One: “I was in the hospital, holding my new baby brother.”
Two: “Each time I read my patriarchal blessing, I feel I am known and loved by my Heavenly Father.”
Three: “The day I turned 12, the young women in the ward decorated my door with paper hearts.9 I felt loved, accepted, and happy!”
Four: “As I was reading my scriptures one day, a phrase ‘popped out.’ I had found an answer to my prayers.”
Five: “I walked into a party where people were drinking and participating in other unacceptable activities. The Spirit told me to turn around and go home. I did, and yes, there were social consequences. However, that moment gave me the confidence I needed to know that I could live the gospel.”
Six: “During the sacrament, I was thinking about the Atonement. I recognized I needed to forgive someone I was angry with. My choosing to forgive was a positive action that would bring the Atonement into my daily life.”
Seven: “After attending New Beginnings with my mom, she kissed me on the cheek and told me she loved me. This was the first time I could remember her doing this.”
Eight: “With my bishop’s assurance, I knew that the promise the scriptures provided was true: ‘Though your sins be as scarlet, they shall be as white as snow.’10 I felt hope and knew I could begin my lengthy process of repentance.”
Lastly: “One evening, I summoned the courage to share my feelings about the gospel and a Book of Mormon with my best friend. Later, it was a privilege to attend her baptism. Now we attend church together.”
May I share with you one of my holy places? Once, I was feeling overwhelmed, fearful, and completely alone. Silently, I prayed: “Heavenly Father, I do not know how to do this. Please, please, help me!” Soon, an individual unexpectedly came forward, placed a hand on my shoulder, and offered sincere, encouraging words. In that moment, I felt peace. I felt acknowledged. Everything had changed. The words of President Spencer W. Kimball came to mind: “God does notice us, and he watches over us. But it is usually through another person that he meets our needs.”11 For me, that moment, that place, had become holy.

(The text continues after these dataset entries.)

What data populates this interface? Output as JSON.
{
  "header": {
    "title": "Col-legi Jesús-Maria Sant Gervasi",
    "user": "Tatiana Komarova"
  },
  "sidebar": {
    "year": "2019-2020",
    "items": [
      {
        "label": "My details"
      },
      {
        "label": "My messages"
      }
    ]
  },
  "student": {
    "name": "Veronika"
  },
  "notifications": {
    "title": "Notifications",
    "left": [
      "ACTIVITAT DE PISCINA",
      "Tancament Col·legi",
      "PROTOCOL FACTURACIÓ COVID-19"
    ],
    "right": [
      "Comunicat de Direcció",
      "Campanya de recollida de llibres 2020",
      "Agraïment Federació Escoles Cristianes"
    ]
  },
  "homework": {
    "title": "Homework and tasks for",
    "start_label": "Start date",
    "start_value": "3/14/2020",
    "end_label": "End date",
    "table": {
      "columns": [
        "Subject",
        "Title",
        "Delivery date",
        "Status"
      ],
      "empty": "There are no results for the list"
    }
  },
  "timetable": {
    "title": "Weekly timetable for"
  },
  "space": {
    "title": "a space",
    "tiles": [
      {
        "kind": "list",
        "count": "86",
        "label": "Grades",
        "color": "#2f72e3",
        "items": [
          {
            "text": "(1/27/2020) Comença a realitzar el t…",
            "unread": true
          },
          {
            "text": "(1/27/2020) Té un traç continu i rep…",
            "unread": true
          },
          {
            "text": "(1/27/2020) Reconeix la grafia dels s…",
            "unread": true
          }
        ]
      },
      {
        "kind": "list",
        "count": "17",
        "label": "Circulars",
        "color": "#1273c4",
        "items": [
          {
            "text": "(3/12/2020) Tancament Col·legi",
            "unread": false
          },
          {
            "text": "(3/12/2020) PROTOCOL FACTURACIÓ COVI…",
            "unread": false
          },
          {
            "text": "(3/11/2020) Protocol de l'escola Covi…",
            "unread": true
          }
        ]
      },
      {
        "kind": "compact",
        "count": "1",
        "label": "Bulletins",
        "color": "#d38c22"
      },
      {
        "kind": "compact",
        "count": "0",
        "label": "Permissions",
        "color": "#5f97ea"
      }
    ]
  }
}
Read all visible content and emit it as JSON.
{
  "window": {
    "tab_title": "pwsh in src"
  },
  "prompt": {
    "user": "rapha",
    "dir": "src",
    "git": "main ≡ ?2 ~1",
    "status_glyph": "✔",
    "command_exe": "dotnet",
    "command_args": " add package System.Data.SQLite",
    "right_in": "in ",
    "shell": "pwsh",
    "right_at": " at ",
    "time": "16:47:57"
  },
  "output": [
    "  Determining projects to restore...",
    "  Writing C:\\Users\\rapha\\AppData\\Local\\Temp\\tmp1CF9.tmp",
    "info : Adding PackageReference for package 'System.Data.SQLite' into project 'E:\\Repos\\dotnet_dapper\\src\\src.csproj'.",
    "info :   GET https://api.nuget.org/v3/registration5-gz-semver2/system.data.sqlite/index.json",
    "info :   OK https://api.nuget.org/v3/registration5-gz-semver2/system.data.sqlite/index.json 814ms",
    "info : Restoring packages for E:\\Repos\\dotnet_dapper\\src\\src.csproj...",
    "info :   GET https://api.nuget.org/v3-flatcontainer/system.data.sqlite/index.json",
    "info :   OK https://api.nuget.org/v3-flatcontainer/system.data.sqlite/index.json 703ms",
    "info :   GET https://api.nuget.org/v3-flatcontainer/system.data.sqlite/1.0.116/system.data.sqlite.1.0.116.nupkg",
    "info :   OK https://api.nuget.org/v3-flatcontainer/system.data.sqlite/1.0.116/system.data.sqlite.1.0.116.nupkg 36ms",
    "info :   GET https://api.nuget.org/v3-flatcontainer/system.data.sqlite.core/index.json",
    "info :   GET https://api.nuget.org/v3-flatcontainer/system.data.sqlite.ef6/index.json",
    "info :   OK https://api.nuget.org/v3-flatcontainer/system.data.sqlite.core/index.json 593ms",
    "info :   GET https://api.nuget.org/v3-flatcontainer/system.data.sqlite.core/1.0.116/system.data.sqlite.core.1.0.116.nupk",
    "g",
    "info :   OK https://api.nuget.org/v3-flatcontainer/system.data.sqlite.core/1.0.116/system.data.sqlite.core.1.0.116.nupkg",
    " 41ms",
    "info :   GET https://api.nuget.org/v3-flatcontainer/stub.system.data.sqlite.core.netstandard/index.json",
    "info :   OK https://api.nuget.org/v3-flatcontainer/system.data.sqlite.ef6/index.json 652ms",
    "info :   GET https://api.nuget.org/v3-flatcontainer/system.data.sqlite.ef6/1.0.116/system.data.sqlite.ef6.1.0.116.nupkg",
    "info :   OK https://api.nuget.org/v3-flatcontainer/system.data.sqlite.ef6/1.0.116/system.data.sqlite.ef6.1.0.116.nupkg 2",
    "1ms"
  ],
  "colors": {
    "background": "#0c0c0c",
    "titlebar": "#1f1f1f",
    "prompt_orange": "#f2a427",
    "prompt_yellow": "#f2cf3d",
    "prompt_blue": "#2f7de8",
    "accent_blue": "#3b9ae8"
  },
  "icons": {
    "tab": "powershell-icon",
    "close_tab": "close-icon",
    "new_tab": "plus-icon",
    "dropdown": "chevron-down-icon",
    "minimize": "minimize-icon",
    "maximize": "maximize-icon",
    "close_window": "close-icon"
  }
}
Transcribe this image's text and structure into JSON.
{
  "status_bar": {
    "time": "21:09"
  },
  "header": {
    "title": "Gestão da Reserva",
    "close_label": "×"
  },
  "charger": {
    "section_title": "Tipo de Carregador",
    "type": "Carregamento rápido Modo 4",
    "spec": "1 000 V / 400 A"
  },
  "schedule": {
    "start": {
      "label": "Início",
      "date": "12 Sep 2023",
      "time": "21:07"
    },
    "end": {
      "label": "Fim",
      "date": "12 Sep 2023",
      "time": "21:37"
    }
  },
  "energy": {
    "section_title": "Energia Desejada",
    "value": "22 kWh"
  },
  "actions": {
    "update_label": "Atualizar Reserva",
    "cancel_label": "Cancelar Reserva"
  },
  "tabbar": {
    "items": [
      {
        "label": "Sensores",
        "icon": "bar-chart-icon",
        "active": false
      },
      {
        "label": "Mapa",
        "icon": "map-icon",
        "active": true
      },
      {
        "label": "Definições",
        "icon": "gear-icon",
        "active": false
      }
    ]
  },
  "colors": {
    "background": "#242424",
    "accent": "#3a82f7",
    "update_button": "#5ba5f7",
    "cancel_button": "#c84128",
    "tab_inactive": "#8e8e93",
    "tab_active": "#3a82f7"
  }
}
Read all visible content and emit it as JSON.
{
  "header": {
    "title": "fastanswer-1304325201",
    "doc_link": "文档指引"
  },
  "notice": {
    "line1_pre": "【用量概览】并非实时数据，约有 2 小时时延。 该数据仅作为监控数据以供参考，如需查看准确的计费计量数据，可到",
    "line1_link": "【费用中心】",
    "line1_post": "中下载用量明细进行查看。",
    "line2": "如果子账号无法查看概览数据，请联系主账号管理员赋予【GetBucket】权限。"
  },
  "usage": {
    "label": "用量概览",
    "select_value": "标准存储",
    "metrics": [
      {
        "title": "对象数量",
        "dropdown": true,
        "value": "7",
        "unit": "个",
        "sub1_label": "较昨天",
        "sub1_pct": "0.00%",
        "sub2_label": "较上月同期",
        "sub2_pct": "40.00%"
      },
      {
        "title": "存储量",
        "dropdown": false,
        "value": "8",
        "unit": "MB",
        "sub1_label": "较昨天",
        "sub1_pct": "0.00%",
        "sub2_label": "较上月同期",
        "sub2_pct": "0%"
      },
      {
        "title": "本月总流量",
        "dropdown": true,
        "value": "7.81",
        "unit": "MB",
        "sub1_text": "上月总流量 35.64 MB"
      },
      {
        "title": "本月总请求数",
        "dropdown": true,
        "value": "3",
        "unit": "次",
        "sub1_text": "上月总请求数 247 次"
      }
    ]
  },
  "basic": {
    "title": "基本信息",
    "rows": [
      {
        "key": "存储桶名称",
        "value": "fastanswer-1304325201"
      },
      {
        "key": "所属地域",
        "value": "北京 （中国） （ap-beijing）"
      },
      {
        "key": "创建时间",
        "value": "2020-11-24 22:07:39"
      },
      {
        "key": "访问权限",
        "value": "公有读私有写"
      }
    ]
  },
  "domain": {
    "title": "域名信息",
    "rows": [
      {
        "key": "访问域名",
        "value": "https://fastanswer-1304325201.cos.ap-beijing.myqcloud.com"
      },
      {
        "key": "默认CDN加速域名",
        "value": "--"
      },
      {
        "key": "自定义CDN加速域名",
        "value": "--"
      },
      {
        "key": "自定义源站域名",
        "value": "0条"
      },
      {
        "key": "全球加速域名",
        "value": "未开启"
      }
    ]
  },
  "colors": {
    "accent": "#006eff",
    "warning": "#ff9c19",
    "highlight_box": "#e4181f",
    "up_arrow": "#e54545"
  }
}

Dear young women, there are countless other holy places I wish we could share with one another. When you return home tonight, I encourage you to record in your journal those places which you are recognizing and remembering. It is clear to me that thousands of you are standing in holy places. These places are providing you with protection, strength, and peace in unsettling times. Your testimonies are becoming stronger because you are standing for truth and righteousness in glorious ways.
You, the noble youth of the Church, are my heroes. I love you. I feel Heavenly Father’s incredible love for you, and I bear you my testimony that the gospel of Jesus Christ is true. He is waiting, ready to buoy you up as you “stand … in holy places, and be not moved.” I love and sustain President Thomas S. Monson, our true and encouraging prophet. I say these things in the name of Jesus Christ, amen.
Ezra Taft Benson, “Prepare Yourself for the Great Day of the Lord,” New Era, May 1982, 50; see also Doctrine and Covenants 115:6.
Merriam-Webster Online, “place,” merriam-webster.com/dictionary/place.
See “Practice, Celebration, Dedication: Temple Blessings in El Salvador,” lds.org/youth/video.
Jeffrey R. Holland, “Lessons from Liberty Jail,” Ensign, Sept. 2009, 26, 28.
Jeffrey R. Holland, “Lessons from Liberty Jail,” 28.
Personal conversation with author.
Sometimes referred to in the United States as a “heart attack.”
Spencer W. Kimball, “The Abundant Life,” Ensign, July 1978, 4; Tambuli, June 1979, 3.